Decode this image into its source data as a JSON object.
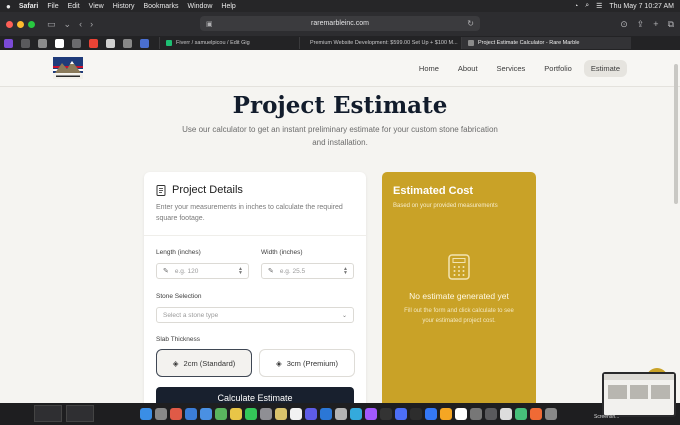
{
  "menubar": {
    "app": "Safari",
    "items": [
      "File",
      "Edit",
      "View",
      "History",
      "Bookmarks",
      "Window",
      "Help"
    ],
    "datetime": "Thu May 7  10:27 AM"
  },
  "browser": {
    "url": "raremarbleinc.com",
    "tabs": [
      {
        "label": "Fiverr / samuelpicou / Edit Gig",
        "color": "#1dbf73"
      },
      {
        "label": "Premium Website Development: $599.00 Set Up + $100 M...",
        "color": "#7b4ad6"
      },
      {
        "label": "Project Estimate Calculator - Rare Marble",
        "color": "#8a8a8a"
      }
    ]
  },
  "site": {
    "nav": [
      "Home",
      "About",
      "Services",
      "Portfolio",
      "Estimate"
    ],
    "title": "Project Estimate",
    "subtitle": "Use our calculator to get an instant preliminary estimate for your custom stone fabrication and installation."
  },
  "details": {
    "title": "Project Details",
    "desc": "Enter your measurements in inches to calculate the required square footage.",
    "length_label": "Length (inches)",
    "length_placeholder": "e.g. 120",
    "width_label": "Width (inches)",
    "width_placeholder": "e.g. 25.5",
    "stone_label": "Stone Selection",
    "stone_placeholder": "Select a stone type",
    "thickness_label": "Slab Thickness",
    "thickness_options": [
      "2cm (Standard)",
      "3cm (Premium)"
    ],
    "selected_thickness": "2cm (Standard)",
    "calculate_label": "Calculate Estimate"
  },
  "cost": {
    "title": "Estimated Cost",
    "subtitle": "Based on your provided measurements",
    "empty_title": "No estimate generated yet",
    "empty_hint": "Fill out the form and click calculate to see your estimated project cost."
  },
  "dock": {
    "screenshot_label": "Screensh..."
  },
  "colors": {
    "accent_gold": "#c9a227",
    "navy": "#18202e"
  }
}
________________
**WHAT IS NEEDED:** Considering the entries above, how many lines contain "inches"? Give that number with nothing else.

**WRITTEN SOLUTION:** 3